EXERCISE DESCRIPTION: Extract all lines from the data beneath that include the word "icon".
=======
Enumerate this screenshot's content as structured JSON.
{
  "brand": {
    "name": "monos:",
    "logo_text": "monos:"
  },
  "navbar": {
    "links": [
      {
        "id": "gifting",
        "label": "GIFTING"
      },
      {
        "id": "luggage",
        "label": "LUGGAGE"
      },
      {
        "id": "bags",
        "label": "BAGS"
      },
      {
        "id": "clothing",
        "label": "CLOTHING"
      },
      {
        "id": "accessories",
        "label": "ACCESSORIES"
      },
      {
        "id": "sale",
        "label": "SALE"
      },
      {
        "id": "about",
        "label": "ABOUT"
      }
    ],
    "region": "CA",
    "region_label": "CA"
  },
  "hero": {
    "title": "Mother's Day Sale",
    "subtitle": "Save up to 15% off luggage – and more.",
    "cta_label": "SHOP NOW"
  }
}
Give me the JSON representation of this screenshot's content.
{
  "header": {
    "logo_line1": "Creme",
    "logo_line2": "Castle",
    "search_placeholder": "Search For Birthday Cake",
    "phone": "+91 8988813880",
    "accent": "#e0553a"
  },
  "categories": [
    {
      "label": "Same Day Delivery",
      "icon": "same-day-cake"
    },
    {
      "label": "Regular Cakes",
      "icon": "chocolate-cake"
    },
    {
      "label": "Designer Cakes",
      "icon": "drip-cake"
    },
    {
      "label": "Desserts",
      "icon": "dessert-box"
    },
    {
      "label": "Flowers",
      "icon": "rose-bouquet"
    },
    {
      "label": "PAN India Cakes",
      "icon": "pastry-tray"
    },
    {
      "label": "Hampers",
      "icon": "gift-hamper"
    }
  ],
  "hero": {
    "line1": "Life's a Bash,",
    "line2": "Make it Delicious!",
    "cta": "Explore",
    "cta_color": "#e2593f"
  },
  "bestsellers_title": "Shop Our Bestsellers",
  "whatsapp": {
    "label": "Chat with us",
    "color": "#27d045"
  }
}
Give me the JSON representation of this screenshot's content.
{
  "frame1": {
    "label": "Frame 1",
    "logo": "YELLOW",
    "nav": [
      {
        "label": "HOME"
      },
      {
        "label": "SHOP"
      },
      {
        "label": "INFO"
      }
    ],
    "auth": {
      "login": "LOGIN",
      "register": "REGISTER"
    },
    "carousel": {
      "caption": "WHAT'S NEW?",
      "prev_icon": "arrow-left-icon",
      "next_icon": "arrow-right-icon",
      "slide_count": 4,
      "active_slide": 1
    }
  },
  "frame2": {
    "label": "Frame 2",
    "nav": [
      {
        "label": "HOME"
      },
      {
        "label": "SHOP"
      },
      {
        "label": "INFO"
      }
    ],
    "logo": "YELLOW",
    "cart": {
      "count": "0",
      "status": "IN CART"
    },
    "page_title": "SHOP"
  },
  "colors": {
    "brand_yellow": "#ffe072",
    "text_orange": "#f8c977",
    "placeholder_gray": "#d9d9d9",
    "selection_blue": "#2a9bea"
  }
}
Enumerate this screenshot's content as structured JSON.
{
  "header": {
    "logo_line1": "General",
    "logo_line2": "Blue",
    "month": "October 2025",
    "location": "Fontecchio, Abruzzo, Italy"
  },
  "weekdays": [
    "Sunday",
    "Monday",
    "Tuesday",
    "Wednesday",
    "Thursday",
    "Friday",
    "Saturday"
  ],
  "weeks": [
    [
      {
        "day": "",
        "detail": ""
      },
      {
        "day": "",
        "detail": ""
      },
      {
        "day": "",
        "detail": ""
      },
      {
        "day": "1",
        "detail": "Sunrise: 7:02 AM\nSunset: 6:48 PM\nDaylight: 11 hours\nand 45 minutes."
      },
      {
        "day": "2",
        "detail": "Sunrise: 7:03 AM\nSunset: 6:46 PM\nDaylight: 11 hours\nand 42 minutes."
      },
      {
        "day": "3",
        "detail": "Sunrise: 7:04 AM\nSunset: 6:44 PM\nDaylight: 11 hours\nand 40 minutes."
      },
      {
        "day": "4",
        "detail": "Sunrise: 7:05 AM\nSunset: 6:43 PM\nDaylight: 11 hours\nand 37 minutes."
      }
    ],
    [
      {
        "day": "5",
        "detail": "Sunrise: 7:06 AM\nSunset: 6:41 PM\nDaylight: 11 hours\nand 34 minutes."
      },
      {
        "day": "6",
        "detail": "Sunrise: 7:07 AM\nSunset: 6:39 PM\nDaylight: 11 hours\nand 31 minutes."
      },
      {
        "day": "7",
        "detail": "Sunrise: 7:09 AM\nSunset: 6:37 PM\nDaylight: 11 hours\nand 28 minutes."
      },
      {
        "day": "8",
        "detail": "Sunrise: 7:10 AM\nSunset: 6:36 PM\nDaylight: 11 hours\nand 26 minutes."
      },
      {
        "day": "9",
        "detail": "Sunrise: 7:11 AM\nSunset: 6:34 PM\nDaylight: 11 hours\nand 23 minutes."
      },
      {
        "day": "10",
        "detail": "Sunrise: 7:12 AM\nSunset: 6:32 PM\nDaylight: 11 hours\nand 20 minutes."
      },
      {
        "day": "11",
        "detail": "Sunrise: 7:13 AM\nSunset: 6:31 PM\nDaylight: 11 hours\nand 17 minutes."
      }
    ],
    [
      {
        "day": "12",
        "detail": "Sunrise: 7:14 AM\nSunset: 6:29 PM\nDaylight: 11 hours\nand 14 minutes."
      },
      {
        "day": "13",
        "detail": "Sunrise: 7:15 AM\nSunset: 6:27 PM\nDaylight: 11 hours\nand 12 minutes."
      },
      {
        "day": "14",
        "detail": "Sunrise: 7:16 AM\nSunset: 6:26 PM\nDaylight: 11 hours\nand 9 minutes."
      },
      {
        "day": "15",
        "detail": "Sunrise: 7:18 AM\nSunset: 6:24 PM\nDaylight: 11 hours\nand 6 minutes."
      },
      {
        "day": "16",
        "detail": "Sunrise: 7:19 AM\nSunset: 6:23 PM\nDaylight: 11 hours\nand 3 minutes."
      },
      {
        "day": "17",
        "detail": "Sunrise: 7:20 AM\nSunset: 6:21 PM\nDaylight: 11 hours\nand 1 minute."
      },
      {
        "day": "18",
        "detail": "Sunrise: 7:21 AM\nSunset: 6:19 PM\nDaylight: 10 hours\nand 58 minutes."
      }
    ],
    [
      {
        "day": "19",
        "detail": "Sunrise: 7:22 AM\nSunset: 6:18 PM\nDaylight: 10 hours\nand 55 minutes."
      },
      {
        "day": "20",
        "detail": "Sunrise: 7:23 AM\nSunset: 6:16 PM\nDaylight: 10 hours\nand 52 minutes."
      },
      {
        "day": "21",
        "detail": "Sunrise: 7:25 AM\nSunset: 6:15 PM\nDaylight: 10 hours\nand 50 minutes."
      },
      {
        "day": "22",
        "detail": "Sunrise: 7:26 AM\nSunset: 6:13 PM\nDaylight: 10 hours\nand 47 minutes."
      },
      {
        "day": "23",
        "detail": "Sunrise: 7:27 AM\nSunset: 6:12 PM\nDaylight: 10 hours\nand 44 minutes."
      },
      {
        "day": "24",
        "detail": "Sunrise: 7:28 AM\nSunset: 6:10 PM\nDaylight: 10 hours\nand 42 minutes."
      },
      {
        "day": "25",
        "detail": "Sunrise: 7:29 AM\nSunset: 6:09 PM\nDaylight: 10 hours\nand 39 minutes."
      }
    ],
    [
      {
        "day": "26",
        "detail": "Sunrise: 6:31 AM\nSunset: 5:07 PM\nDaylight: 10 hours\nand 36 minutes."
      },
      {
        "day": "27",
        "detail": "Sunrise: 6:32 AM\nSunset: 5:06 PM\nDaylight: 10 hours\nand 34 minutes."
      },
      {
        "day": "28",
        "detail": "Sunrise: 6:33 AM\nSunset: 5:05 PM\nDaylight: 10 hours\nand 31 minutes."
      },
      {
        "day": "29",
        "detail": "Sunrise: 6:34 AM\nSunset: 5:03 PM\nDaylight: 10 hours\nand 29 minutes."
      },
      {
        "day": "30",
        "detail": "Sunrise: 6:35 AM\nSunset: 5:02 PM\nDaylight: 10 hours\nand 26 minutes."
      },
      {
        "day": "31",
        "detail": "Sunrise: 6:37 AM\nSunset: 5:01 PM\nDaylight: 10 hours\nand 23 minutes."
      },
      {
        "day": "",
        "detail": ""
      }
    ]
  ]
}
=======
SOLUTION TO THIS EXERCISE:
      "icon": "same-day-cake"
      "icon": "chocolate-cake"
      "icon": "drip-cake"
      "icon": "dessert-box"
      "icon": "rose-bouquet"
      "icon": "pastry-tray"
      "icon": "gift-hamper"
      "prev_icon": "arrow-left-icon",
      "next_icon": "arrow-right-icon",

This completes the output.